The spray foam cleaner also works on seats, provided they aren't heavily soiled. If the leather seats in your Corvette are particularly dirty, the best bet is to use saddle soap or other leather cleaner, followed by an interior dressing to keep the leather supple. Interior dressing also works well on dashboards and other vinyl and plastic parts in the interior.
One thing the pros steer clear of is silicone-type protectants. Many of this type of protectant leave an oily base that attracts dirt and dust, and when applied to leather they can actually cause eventual cracking.
A small car vacuum is also a wise investment. Specifically designed for automotive cleaning, these small hand-held vacs (like a Black & Decker Car Vac Plus, for instance) have all the proper attachments to reach between seats and into air conditioning vents, plus they have enough vacuum power to whisk the debris away.
While the doors are open, don't forget to clean the jambs and sills. Nothing will ruin your day faster than rubbing up against a dirty sill or jamb in that new outfit while stepping into your otherwise spotless Corvette. At Corvette shows, it doesn't impress the judges much, either.
And, when you put your floor mats back in, don't forget to clean off the underside. "Most people don't think about that," says Clay, "but the underside of the mats will pick up all kinds of things that end up in the car."
While on the subject of easily overlooked items, don't forget the retractable antenna if your car is so-equipped. It sounds like a no-brainer, but lots of people forget it.
Under the hood, any good degreaser will take care of the majority of the
mess. Just spray it on, let it soak in for about 5 minutes, and spray it off
with a hose. For more heavily soiled areas, use a rag or soft bristle brush to

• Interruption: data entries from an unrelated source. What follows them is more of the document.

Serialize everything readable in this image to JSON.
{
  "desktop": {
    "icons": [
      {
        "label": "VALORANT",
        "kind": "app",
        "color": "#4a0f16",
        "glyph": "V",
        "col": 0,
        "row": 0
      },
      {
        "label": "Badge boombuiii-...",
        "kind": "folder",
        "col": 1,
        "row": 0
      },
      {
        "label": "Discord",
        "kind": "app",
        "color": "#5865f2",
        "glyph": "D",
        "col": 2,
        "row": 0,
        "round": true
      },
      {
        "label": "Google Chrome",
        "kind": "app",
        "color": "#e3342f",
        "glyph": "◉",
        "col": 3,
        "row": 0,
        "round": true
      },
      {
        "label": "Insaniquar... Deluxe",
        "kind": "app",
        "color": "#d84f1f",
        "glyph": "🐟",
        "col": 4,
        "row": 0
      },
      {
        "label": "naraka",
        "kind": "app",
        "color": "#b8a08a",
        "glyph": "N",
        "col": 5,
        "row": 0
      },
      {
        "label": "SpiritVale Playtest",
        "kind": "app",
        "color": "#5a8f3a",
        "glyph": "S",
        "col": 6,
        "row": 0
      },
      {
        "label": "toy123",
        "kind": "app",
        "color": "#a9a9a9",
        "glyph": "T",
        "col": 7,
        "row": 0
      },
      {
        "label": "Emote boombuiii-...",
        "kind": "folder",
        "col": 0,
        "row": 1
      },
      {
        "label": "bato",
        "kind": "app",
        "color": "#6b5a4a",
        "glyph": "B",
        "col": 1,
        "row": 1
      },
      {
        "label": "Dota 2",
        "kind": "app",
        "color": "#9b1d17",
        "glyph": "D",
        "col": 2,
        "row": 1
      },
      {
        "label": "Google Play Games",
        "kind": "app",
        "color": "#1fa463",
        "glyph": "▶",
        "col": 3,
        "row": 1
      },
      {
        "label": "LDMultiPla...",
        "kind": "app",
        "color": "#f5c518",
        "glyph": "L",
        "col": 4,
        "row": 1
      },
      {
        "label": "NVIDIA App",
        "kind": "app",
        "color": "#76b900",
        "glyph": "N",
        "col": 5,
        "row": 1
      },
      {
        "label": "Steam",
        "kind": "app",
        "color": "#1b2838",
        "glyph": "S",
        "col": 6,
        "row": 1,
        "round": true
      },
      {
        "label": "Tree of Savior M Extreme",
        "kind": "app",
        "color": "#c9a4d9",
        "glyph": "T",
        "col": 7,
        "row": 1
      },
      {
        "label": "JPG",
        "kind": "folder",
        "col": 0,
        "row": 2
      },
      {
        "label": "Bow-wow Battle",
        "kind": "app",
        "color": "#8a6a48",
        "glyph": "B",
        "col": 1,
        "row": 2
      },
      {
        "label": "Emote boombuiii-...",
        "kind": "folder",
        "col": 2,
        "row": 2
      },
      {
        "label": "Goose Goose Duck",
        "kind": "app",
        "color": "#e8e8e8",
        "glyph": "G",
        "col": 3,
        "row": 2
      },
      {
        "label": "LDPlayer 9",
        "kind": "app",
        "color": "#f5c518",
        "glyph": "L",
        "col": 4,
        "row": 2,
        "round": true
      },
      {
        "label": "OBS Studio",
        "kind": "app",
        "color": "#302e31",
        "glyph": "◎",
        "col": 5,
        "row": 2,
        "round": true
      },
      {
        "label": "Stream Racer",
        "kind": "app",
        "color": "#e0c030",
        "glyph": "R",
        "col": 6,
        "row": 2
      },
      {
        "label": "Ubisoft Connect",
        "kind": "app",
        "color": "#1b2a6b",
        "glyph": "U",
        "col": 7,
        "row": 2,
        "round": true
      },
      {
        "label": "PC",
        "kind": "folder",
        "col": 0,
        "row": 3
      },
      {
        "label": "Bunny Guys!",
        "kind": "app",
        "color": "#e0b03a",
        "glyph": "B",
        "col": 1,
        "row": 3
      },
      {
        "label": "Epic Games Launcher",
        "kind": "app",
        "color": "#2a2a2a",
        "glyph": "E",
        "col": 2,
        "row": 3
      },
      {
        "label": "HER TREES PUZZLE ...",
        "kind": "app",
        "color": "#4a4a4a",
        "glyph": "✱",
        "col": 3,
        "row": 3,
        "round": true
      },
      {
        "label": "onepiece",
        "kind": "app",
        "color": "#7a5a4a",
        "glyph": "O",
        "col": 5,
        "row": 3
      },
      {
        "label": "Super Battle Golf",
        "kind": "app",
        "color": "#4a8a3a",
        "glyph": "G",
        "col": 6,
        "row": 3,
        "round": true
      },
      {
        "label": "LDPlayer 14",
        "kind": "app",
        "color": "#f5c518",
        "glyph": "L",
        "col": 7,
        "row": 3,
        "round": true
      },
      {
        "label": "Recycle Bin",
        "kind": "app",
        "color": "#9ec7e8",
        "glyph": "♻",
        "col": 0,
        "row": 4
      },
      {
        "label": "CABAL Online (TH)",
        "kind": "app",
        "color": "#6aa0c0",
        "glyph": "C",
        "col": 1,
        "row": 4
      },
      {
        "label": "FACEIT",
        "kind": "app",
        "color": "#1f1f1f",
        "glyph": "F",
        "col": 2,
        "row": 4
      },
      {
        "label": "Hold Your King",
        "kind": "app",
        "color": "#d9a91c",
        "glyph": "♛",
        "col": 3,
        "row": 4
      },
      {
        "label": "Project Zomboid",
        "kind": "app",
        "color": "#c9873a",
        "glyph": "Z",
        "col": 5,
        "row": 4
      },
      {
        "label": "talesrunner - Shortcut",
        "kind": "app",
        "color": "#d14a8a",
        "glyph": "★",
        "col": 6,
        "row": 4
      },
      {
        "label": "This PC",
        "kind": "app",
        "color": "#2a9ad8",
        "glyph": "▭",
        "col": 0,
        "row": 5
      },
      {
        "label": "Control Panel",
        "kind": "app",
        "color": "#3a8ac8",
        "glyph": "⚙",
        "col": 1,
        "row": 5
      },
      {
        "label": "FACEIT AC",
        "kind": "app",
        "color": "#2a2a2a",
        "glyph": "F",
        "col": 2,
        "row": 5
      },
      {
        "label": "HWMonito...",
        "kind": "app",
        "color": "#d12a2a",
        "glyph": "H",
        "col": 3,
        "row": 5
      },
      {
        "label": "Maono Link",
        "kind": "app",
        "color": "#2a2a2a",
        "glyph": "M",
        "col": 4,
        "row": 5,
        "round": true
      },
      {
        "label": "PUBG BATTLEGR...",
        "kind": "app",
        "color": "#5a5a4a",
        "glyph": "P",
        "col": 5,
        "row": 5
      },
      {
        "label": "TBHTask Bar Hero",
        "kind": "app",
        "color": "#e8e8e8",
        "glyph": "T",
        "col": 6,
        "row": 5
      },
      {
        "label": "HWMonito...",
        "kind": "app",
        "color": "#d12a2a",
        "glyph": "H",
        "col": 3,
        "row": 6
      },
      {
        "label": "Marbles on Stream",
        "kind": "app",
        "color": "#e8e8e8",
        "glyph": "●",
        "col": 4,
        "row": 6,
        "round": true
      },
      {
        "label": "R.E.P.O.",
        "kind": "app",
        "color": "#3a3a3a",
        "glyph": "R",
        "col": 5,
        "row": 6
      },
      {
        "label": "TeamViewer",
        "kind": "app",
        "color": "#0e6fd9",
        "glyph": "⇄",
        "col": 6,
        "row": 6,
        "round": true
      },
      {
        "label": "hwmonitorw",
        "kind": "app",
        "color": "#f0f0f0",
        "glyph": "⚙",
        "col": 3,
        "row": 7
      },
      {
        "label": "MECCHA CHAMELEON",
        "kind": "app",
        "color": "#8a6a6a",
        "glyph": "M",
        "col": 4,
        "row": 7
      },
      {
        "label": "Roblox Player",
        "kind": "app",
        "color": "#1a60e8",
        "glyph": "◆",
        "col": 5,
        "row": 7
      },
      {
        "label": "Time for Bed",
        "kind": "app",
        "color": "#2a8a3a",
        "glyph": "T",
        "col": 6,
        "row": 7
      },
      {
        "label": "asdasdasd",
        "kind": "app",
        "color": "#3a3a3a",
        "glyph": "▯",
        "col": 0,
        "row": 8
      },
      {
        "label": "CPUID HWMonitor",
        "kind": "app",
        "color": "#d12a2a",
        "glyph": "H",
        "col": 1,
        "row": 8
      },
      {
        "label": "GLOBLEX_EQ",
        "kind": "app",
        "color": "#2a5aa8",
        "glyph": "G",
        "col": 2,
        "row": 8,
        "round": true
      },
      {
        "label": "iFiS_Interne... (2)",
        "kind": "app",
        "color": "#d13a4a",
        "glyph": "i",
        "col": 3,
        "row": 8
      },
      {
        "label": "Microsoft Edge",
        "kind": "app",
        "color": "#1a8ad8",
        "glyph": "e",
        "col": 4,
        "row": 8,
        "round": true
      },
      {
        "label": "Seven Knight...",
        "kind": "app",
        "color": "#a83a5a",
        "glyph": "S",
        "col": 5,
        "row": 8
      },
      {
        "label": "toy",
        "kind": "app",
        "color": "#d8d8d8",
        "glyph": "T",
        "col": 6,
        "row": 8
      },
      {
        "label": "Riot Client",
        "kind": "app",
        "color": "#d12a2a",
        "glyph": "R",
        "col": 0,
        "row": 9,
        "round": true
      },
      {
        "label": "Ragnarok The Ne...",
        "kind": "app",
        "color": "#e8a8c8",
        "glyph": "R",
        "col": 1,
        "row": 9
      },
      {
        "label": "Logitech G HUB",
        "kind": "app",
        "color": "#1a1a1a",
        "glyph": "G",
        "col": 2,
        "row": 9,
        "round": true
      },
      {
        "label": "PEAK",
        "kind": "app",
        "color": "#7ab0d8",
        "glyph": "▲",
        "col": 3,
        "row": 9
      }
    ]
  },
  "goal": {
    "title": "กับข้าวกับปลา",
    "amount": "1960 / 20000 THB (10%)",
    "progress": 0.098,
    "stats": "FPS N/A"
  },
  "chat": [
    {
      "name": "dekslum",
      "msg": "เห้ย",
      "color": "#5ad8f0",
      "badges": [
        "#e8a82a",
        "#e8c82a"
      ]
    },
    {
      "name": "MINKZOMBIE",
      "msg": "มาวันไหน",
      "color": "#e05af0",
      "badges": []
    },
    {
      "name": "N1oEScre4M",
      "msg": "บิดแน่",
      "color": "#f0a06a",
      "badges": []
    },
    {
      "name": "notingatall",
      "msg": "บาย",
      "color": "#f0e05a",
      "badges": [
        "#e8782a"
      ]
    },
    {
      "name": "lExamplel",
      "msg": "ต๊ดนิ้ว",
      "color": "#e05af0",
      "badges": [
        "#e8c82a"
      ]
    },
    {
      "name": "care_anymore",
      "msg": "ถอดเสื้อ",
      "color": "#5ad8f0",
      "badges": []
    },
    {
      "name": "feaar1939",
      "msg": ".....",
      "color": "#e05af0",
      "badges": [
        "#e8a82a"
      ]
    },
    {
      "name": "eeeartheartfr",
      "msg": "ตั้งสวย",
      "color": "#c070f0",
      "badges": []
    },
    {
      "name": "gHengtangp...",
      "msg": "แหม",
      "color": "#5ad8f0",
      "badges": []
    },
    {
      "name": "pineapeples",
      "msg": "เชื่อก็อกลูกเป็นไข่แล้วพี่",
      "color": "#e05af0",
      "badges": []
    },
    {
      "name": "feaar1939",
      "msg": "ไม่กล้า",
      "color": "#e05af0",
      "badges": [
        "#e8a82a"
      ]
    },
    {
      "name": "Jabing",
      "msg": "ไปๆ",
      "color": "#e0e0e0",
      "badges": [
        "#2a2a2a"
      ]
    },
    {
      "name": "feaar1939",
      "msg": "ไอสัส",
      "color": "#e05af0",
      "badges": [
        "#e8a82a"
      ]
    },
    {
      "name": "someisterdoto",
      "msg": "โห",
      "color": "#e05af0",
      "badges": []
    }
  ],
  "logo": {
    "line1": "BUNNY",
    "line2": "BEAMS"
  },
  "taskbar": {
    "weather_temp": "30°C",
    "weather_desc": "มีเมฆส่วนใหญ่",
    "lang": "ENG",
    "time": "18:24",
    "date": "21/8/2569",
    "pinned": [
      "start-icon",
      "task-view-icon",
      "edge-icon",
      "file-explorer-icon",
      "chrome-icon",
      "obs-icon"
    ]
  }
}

lightly scour the area, then spray with water. Finish up by wiping the excess
water off and spraying the engine compartment with tire dressing. The tire
dressing enhances the shine of engine components and is engine-safe.
About Those Rags
A good rule of thumb is to use different rags for each step of a detail job. Use one set for exterior washing, another for wheels and yet another for waxing. Keeping them segregated mitigates the chances of transferring wheel grime onto the paint, wash soap into the wax, etc.
Terry cloth towels work the best for general cleanup since they are soft but still have a little stiffness, which assists the cleaning (and buffing) process. The color of the towels makes little difference, but the pros prefer using white cloth, which helps show areas that are still lightly soiled and will, upon waxing, show any paint oxidation traces.
For cleanup of washing and waxing towels, simply throw them in the washer and
tumble them dry. Do not, however, use fabric softener. "Something in fabric
softeners leaves the towels with an additive that films and streaks the paint
when you use them again," Clay says.